While most Mauritians were employed in the agriculture or fishing industries at the time of independence, these industries now make up less than 10 percent of the labor force. The majority of Mauritians are now employed in construction and industry or restaurants and hotels. Other services also make up a large part of the labor force.

Mauritius has benefited greatly from the African Growth and Opportunity Act (AGOA) passed by U.S. Congress in 2000. The AGOA allows duty-free exports to the U.S. market. Mauritius has increased exports to the U.S. by 40 percent from 2000-2014.

Like other developing nations, income inequality increased in Mauritius during the rapid industrialization. However, the government has established social welfare programs to eradicate poverty in Mauritius.

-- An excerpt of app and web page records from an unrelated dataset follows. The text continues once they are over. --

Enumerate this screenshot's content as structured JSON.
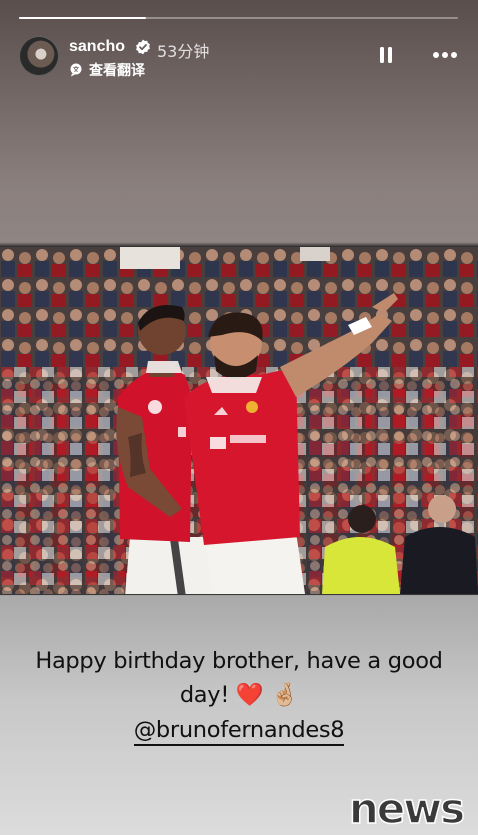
{
  "story": {
    "progress_fraction": 0.29,
    "username": "sancho",
    "time_ago": "53分钟",
    "translate_label": "查看翻译"
  },
  "caption": {
    "line1": "Happy birthday brother, have a good",
    "line2": "day! ❤️ 🤞🏼",
    "mention": "@brunofernandes8"
  },
  "watermark": {
    "text": "news"
  },
  "icons": {
    "verified": "verified-badge-icon",
    "pause": "pause-icon",
    "more": "more-options-icon",
    "translate": "translate-icon"
  },
  "colors": {
    "jersey_red": "#d0122a",
    "crowd_red": "#b3161f"
  }
}
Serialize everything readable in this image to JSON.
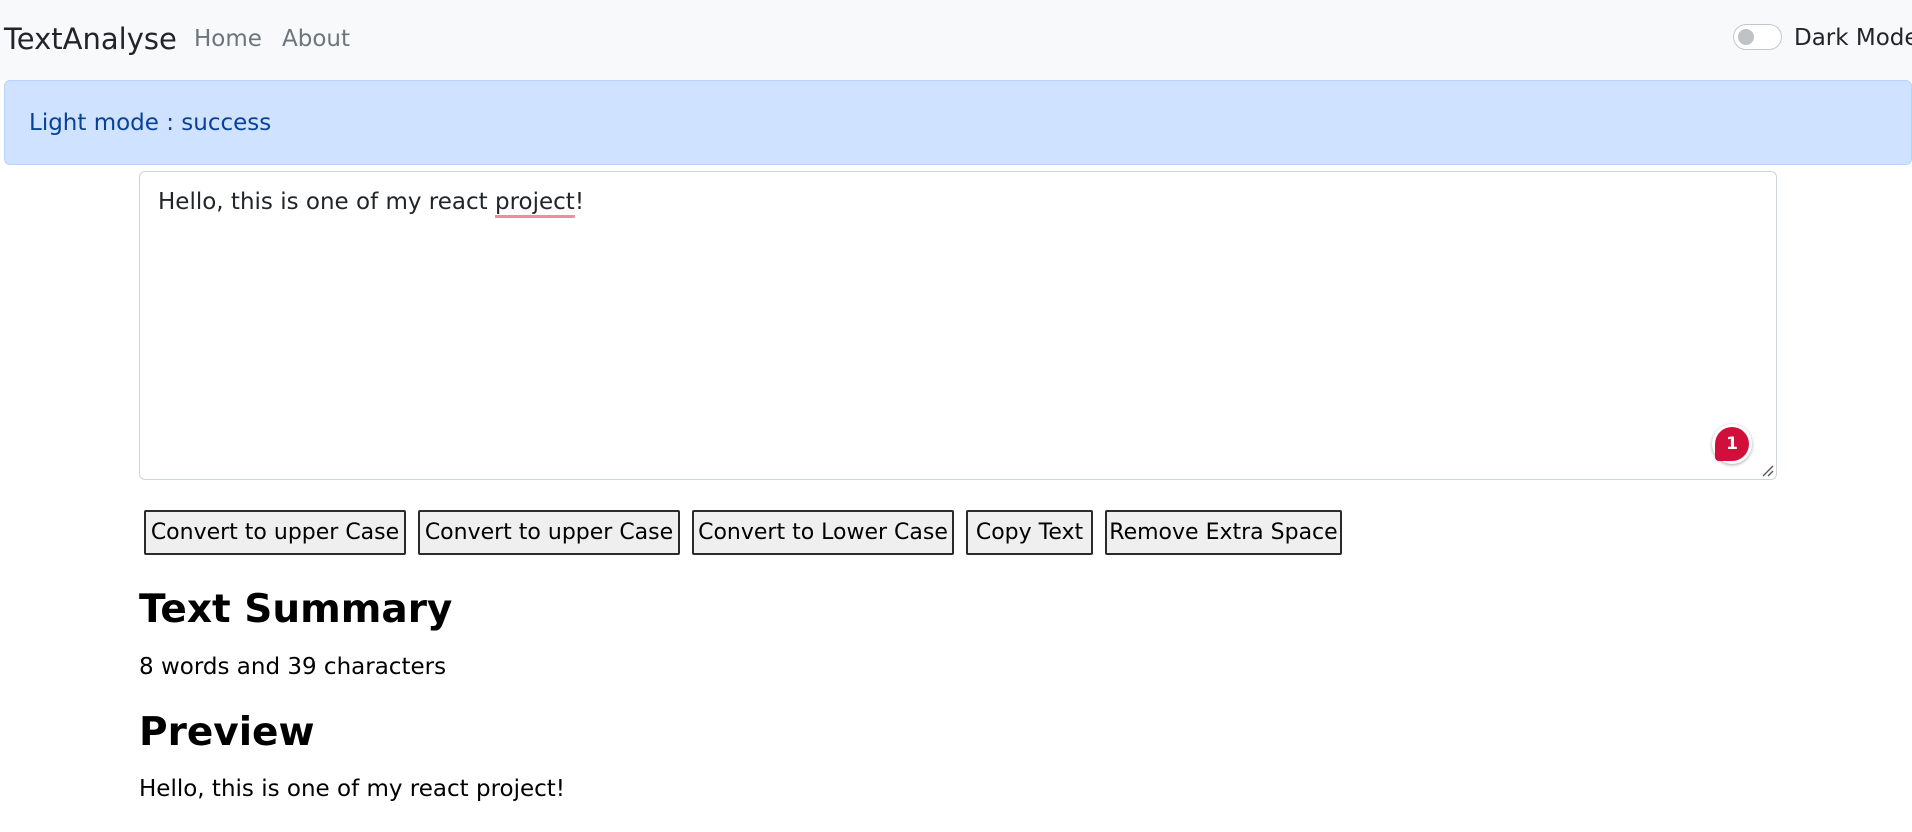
{
  "navbar": {
    "brand": "TextAnalyse",
    "links": [
      "Home",
      "About"
    ],
    "dark_mode_label": "Dark Mode",
    "dark_mode_enabled": false
  },
  "alert": {
    "text": "Light mode : success",
    "color": "#cfe2ff"
  },
  "textarea": {
    "value_before": "Hello, this is one of my react ",
    "value_flagged": "project",
    "value_after": "!",
    "grammar_issue_count": "1"
  },
  "buttons": [
    "Convert to upper Case",
    "Convert to upper Case",
    "Convert to Lower Case",
    "Copy Text",
    "Remove Extra Space"
  ],
  "summary": {
    "heading": "Text Summary",
    "text": "8 words and 39 characters"
  },
  "preview": {
    "heading": "Preview",
    "text": "Hello, this is one of my react project!"
  },
  "icons": {
    "grammar_badge": "grammar-check-icon",
    "resize": "resize-grip-icon"
  }
}
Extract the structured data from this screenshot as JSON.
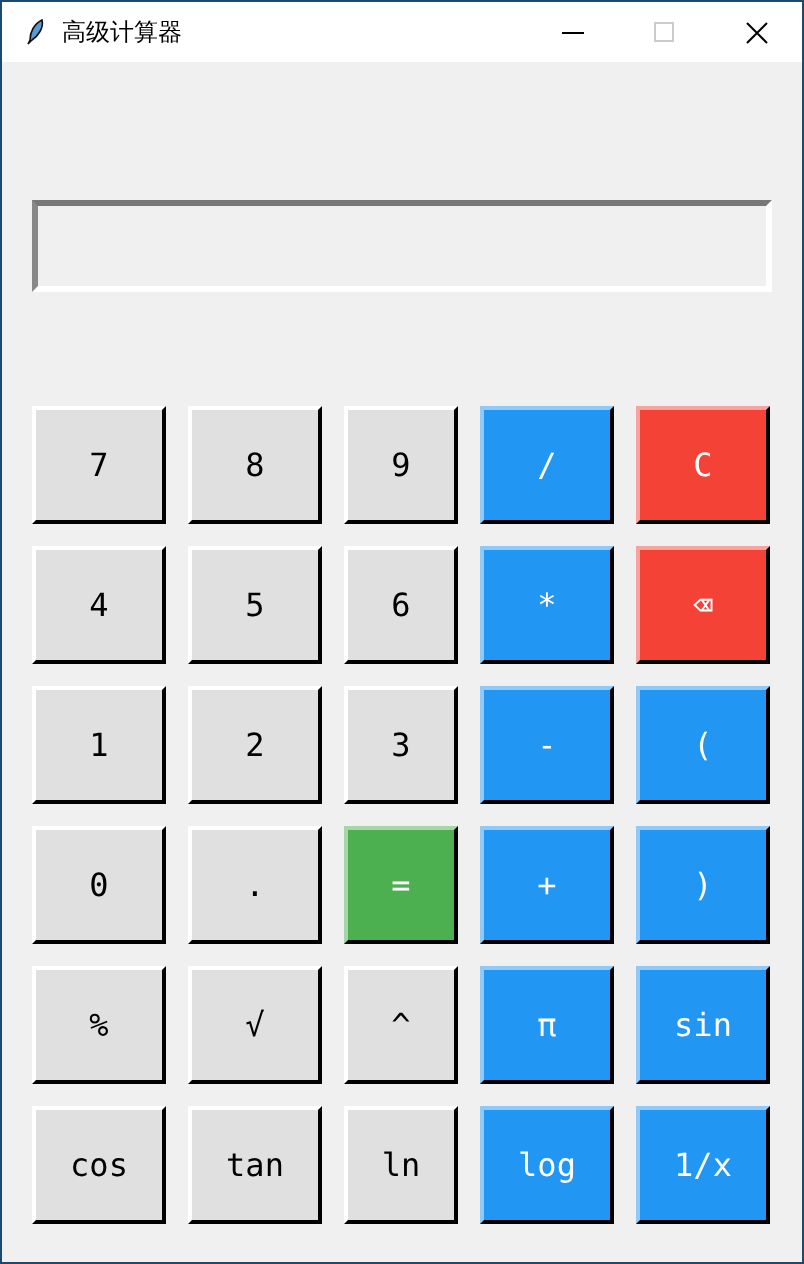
{
  "window": {
    "title": "高级计算器"
  },
  "keypad": [
    [
      {
        "label": "7",
        "kind": "digit"
      },
      {
        "label": "8",
        "kind": "digit"
      },
      {
        "label": "9",
        "kind": "digit"
      },
      {
        "label": "/",
        "kind": "operator"
      },
      {
        "label": "C",
        "kind": "clear"
      }
    ],
    [
      {
        "label": "4",
        "kind": "digit"
      },
      {
        "label": "5",
        "kind": "digit"
      },
      {
        "label": "6",
        "kind": "digit"
      },
      {
        "label": "*",
        "kind": "operator"
      },
      {
        "label": "⌫",
        "kind": "clear"
      }
    ],
    [
      {
        "label": "1",
        "kind": "digit"
      },
      {
        "label": "2",
        "kind": "digit"
      },
      {
        "label": "3",
        "kind": "digit"
      },
      {
        "label": "-",
        "kind": "operator"
      },
      {
        "label": "(",
        "kind": "operator"
      }
    ],
    [
      {
        "label": "0",
        "kind": "digit"
      },
      {
        "label": ".",
        "kind": "digit"
      },
      {
        "label": "=",
        "kind": "equals"
      },
      {
        "label": "+",
        "kind": "operator"
      },
      {
        "label": ")",
        "kind": "operator"
      }
    ],
    [
      {
        "label": "%",
        "kind": "digit"
      },
      {
        "label": "√",
        "kind": "digit"
      },
      {
        "label": "^",
        "kind": "digit"
      },
      {
        "label": "π",
        "kind": "operator"
      },
      {
        "label": "sin",
        "kind": "operator"
      }
    ],
    [
      {
        "label": "cos",
        "kind": "digit"
      },
      {
        "label": "tan",
        "kind": "digit"
      },
      {
        "label": "ln",
        "kind": "digit"
      },
      {
        "label": "log",
        "kind": "operator"
      },
      {
        "label": "1/x",
        "kind": "operator"
      }
    ]
  ]
}
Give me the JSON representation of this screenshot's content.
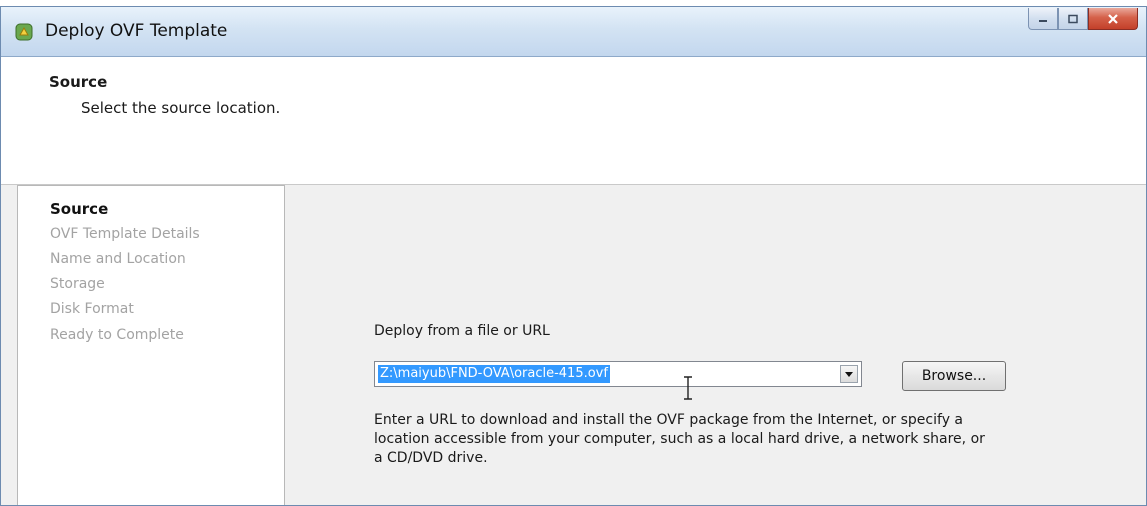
{
  "window": {
    "title": "Deploy OVF Template"
  },
  "header": {
    "title": "Source",
    "subtitle": "Select the source location."
  },
  "steps": [
    {
      "label": "Source",
      "active": true
    },
    {
      "label": "OVF Template Details",
      "active": false
    },
    {
      "label": "Name and Location",
      "active": false
    },
    {
      "label": "Storage",
      "active": false
    },
    {
      "label": "Disk Format",
      "active": false
    },
    {
      "label": "Ready to Complete",
      "active": false
    }
  ],
  "source": {
    "label": "Deploy from a file or URL",
    "path_value": "Z:\\maiyub\\FND-OVA\\oracle-415.ovf",
    "browse_label": "Browse...",
    "help_text": "Enter a URL to download and install the OVF package from the Internet, or specify a location accessible from your computer, such as a local hard drive, a network share, or a CD/DVD drive."
  },
  "icons": {
    "app": "vsphere-app-icon",
    "minimize": "minimize-icon",
    "maximize": "maximize-icon",
    "close": "close-icon",
    "dropdown": "chevron-down-icon",
    "cursor": "text-cursor-icon"
  },
  "colors": {
    "selection": "#3399ff",
    "close_button": "#c3402a"
  }
}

This includes food stamps, social services, micro-financing to small businesses, female empowerment in the labor market and the ZEP program that seeks to raise primary school exam scores in underperforming schools. The government of Mauritius also provides Social Security for those over 60, free primary and secondary education and free healthcare.

Creoles of African descent are especially vulnerable to poverty in Mauritius. Mauritian creoles are descendants of slaves brought from Africa to Mauritius in the 18th and 19th centuries. Creoles have the weakest sense of identity out of all the Mauritian ethnic groups, as plantation owners intentionally mixed slaves from various ethnic groups together to eliminate any family ties, shared languages or any other forms of social organization.

Studies show that poverty occurs more often in households with a large number of dependent children, female-headed households, single-parent households and single person households.

In 2015 the government began developing the Marshall Plan to eradicate poverty in Mauritius. The plan will focus on:

  • Social protection
  • Housing
  • Social inclusion and community development
  • Access to education
  • Employment for sustainable livelihood, especially for vulnerable groups
  • Youth economic empowerment
  • Access to electricity, sanitation, water, transportation, and ICT (information, communications and technology) services
  • Environmental protection

Cassie Lipp

Photo: Flickr